MLA: Johnson, Lyndon B. "782 Remarks at a Luncheon for the U.S. Olympic Medal Winners." Public Papers of Lyndon B. Johnson, 1963-1964, in Federal Register Division. National Archives and Records Service, Public Papers of the Presidents of the United States, Lyndon B. Johnson, 1963-1964 (Washington, D.C.: Government Printing Office, 1956-), Pp.1673-1674, page 1622. Original Sources. 9 Feb. 2023. http://www.originalsources.com/Document.aspx?DocID=8DWJ2YJ741ZB8LD.
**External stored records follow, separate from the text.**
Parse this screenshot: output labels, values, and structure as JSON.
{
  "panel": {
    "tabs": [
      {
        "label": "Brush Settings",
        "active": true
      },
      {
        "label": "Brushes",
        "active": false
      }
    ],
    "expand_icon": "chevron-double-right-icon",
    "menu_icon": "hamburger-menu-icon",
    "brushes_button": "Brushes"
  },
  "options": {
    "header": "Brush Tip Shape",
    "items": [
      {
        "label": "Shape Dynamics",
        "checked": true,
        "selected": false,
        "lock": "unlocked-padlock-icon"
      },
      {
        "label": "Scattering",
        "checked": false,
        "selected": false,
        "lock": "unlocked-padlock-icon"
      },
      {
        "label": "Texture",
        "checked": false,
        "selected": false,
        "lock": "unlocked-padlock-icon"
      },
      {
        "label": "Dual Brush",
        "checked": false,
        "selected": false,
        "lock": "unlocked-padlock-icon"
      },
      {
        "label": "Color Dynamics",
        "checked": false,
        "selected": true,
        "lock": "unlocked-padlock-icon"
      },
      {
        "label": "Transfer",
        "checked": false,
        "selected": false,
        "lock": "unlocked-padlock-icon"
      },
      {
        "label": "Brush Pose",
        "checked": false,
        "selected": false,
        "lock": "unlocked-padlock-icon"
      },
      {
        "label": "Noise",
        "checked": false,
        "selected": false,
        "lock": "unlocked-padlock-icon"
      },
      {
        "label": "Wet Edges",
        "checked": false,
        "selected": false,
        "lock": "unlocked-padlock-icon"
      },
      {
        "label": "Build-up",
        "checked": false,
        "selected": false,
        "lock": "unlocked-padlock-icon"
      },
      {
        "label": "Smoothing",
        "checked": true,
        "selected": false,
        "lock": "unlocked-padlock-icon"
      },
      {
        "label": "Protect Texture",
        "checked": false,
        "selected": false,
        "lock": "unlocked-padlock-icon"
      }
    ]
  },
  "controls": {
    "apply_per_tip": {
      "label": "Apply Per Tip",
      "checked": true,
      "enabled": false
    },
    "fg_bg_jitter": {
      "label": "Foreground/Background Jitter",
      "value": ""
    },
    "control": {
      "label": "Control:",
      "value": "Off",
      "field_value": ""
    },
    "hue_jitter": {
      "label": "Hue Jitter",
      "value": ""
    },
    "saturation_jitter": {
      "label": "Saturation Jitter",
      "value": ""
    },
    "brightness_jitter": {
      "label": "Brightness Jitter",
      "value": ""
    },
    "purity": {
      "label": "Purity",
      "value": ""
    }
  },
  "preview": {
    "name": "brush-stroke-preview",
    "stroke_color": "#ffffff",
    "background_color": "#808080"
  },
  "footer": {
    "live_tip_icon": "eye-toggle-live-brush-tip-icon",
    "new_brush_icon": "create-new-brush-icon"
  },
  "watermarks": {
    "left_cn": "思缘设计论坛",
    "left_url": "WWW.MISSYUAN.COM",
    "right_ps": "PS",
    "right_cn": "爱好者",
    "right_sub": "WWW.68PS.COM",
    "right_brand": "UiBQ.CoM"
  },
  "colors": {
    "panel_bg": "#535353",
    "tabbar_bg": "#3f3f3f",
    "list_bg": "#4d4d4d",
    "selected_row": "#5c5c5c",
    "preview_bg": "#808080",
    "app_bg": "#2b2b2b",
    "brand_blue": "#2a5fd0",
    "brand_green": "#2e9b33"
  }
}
Harvard: Johnson, LB, '782 Remarks at a Luncheon for the U.S. Olympic Medal Winners.' in Public Papers of Lyndon B. Johnson, 1963-1964. cited in , Federal Register Division. National Archives and Records Service, Public Papers of the Presidents of the United States, Lyndon B. Johnson, 1963-1964 (Washington, D.C.: Government Printing Office, 1956-), Pp.1673-1674, pp.1622. Original Sources, retrieved 9 February 2023, from http://www.originalsources.com/Document.aspx?DocID=8DWJ2YJ741ZB8LD.